Asylum is a British comedy series, shown on BBC Four from 9 to 23 February 2015. The satirical comedy series revolves around a whistleblower and an internet pirate find themselves trapped together under the threat of extradition in the London embassy of a fictional Latin American country; the show was inspired by Julian Assange’s two-year stay in the Ecuadorian embassy and the controversial entrepreneur Kim Dotcom. The show was conceived by fonejacker star, Kayvan Novak and Tom Thostrup, before being written by Thom Phipps and Peter Bowden. One of the writers of the series Thom Phipps once called for the police to publicly shoot the Wikileaks founder in the head.

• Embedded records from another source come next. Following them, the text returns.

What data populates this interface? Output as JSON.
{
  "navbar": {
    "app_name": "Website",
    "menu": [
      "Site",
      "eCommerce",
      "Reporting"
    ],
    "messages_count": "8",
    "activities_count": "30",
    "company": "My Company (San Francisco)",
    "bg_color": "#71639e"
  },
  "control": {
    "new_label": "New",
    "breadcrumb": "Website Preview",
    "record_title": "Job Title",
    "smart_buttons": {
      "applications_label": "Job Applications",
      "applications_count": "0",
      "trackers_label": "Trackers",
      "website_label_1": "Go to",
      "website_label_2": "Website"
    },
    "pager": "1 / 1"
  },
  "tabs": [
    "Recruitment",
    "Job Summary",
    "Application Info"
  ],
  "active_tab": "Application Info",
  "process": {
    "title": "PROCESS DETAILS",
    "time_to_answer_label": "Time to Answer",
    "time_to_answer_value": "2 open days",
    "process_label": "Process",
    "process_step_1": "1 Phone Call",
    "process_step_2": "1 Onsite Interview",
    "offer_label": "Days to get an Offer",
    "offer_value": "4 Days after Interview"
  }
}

On the day Julian Assange was given political asylum, by the government of Ecuador, Phipps twitted:'If the met want to regain my trust they should drag Assange out the embassy + shoot him in the back of th head in the middle of traf square.' A complaint was lodged with the BBC over its decision to employ Phipps on the basis that he'advocated for the public extrajudicial assassination' of the Wikileaks founder.
The BBC's response was that:'Unfortunately Mr Philip's is not a BBC member of staff and is not representing the BBC. Therefore we will not be commenting on Twitter posts made by third parties.' The series has yet to be released on DVD. Written by Thom Phipps and Peter Bowden Principal cast and charactersBen Miller as Dan Hern Kayvan Novak as Rafael Niky Wardley as Lorna Yasmine Akram as Rosa Dustin Demri-Burns as Ludo Backslash John Guerrasio as Mo Darrell D'Silva as Castillo David Cross as Juan Pablo Ayo Mary Laurent as Mary Asylum at BBC Programmes Asylum on IMDb